◆ Assignment ◆
Return all lines below containing the word "Ctrl".

◆ Available records ◆
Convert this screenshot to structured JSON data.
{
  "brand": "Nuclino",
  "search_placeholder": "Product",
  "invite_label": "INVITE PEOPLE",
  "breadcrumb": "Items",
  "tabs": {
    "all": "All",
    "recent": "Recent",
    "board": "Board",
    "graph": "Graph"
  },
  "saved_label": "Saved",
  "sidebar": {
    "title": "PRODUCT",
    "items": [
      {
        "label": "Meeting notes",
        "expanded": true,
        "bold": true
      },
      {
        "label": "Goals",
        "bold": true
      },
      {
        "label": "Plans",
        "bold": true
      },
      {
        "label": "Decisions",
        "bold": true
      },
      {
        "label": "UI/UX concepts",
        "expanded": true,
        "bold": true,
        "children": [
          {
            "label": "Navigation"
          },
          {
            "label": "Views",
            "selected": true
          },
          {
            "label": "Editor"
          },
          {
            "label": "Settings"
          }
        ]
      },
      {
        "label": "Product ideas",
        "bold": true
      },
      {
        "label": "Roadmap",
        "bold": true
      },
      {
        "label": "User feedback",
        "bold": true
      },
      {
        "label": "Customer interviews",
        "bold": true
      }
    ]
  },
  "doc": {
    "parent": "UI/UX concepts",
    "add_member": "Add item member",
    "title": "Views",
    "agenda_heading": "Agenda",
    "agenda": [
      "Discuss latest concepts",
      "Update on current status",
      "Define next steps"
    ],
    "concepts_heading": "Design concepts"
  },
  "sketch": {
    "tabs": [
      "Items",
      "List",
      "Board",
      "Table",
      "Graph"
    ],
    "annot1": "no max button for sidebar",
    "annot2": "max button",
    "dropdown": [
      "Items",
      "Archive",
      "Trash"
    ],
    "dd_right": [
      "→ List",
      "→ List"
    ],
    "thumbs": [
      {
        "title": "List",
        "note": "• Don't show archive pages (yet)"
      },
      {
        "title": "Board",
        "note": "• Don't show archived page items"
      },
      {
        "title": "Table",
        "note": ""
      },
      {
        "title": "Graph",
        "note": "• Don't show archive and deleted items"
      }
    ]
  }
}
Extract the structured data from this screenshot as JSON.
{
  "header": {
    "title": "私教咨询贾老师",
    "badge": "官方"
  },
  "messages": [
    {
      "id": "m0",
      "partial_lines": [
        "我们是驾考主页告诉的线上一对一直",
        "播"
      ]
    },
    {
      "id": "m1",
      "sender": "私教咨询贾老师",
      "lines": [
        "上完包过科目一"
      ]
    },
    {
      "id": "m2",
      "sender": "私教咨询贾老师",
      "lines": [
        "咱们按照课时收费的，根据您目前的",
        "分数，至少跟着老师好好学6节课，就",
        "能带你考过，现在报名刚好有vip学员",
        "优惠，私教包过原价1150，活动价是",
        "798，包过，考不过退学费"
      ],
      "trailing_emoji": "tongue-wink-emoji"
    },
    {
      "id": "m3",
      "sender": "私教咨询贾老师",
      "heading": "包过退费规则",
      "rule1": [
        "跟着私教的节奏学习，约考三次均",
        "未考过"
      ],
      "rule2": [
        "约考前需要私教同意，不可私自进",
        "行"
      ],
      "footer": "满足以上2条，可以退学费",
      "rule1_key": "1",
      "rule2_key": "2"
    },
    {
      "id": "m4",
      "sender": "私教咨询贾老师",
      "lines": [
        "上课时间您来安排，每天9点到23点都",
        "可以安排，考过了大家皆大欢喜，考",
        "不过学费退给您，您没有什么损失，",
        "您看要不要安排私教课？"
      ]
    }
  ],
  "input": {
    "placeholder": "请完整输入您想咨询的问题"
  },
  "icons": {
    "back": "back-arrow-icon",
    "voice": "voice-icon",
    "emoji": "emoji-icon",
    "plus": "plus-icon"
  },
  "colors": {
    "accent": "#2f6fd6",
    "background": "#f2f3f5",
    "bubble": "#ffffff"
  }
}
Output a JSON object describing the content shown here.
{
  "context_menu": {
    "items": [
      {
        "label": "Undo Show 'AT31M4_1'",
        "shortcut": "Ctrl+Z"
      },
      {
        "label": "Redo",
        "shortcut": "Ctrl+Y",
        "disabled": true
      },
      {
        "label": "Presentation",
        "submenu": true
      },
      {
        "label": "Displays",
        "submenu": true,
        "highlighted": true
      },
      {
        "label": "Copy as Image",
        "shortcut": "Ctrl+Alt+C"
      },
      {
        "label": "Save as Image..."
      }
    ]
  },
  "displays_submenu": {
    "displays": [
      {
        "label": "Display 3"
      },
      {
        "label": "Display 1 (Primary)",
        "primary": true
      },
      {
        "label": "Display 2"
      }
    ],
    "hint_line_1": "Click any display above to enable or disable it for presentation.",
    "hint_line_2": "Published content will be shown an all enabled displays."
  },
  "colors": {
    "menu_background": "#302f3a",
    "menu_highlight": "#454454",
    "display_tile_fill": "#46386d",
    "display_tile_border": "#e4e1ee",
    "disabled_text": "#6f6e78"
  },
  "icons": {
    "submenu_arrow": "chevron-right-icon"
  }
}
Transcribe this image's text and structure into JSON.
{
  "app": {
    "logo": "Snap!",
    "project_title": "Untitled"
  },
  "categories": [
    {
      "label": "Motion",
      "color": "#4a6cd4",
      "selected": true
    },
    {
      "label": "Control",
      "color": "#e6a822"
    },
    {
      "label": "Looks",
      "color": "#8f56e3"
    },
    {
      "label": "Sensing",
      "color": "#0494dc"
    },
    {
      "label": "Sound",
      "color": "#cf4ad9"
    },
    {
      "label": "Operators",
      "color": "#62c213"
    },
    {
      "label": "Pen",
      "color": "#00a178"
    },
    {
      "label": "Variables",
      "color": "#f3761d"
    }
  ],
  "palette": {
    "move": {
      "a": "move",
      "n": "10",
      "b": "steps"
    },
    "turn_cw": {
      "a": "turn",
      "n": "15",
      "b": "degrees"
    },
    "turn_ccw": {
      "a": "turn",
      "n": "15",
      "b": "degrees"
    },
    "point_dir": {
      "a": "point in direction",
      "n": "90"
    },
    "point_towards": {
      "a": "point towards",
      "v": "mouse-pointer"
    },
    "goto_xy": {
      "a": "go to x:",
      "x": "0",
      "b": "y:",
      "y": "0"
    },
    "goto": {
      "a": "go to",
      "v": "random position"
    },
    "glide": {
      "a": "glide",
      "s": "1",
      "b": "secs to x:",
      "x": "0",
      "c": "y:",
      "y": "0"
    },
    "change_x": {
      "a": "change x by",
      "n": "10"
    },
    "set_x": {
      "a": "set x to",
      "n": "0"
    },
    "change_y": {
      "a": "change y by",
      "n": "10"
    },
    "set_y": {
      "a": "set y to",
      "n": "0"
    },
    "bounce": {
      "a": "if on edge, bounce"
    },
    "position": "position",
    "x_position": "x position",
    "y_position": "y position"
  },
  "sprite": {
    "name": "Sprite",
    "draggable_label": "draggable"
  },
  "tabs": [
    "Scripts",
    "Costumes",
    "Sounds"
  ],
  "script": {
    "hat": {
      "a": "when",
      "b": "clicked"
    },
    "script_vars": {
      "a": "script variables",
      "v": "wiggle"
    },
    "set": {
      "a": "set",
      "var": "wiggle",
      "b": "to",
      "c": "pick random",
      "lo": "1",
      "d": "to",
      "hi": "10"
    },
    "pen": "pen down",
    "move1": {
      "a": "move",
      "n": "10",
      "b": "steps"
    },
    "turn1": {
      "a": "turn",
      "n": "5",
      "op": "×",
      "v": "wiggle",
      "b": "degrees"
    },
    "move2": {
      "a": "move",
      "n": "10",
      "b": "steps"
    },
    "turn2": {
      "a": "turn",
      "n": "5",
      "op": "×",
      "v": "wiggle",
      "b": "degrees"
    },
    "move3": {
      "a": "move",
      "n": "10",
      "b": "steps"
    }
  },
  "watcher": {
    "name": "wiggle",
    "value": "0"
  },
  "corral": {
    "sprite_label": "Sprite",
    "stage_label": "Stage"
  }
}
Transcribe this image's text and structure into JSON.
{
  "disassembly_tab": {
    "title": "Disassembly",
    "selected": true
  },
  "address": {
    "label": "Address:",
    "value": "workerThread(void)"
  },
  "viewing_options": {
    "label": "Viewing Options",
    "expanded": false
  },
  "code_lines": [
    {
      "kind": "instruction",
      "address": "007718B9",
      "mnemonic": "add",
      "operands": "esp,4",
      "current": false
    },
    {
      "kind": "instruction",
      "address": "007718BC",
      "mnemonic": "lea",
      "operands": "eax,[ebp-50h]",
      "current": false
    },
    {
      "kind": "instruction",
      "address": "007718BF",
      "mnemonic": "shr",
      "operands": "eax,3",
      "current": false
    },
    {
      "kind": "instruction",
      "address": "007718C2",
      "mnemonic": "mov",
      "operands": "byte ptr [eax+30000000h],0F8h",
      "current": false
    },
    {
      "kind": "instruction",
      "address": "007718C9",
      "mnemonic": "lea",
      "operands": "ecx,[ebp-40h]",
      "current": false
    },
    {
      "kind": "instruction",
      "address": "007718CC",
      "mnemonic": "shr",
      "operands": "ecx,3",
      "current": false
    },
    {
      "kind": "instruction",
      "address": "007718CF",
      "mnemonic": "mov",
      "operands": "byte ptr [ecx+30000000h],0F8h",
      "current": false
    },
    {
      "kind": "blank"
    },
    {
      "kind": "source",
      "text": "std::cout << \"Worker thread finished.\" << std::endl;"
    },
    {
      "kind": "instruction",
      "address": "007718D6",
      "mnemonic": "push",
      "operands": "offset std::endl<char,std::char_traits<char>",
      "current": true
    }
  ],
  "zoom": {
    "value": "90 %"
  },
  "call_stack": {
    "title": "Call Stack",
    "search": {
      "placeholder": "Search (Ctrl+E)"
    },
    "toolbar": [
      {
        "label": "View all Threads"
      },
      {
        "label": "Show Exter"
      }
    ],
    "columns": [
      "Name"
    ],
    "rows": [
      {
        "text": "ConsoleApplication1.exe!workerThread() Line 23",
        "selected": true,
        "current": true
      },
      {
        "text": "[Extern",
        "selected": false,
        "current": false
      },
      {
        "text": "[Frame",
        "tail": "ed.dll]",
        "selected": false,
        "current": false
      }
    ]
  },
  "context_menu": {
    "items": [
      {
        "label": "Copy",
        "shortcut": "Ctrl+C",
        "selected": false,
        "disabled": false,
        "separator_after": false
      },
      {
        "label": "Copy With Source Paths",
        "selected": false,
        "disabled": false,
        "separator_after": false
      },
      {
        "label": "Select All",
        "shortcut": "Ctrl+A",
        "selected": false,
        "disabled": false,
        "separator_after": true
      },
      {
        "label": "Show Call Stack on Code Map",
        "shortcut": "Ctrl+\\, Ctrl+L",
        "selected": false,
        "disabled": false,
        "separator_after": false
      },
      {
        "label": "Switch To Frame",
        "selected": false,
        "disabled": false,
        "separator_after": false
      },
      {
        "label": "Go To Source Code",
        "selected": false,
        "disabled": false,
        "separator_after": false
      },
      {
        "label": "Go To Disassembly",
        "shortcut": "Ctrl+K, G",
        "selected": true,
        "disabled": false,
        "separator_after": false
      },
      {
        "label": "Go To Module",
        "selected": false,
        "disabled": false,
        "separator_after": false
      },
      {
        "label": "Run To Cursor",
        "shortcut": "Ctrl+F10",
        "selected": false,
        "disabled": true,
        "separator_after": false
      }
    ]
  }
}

◆ Response ◆
        "shortcut": "Ctrl+Z"
        "shortcut": "Ctrl+Y",
        "shortcut": "Ctrl+Alt+C"
      "placeholder": "Search (Ctrl+E)"
        "shortcut": "Ctrl+C",
        "shortcut": "Ctrl+A",
        "shortcut": "Ctrl+\\, Ctrl+L",
        "shortcut": "Ctrl+K, G",
        "shortcut": "Ctrl+F10",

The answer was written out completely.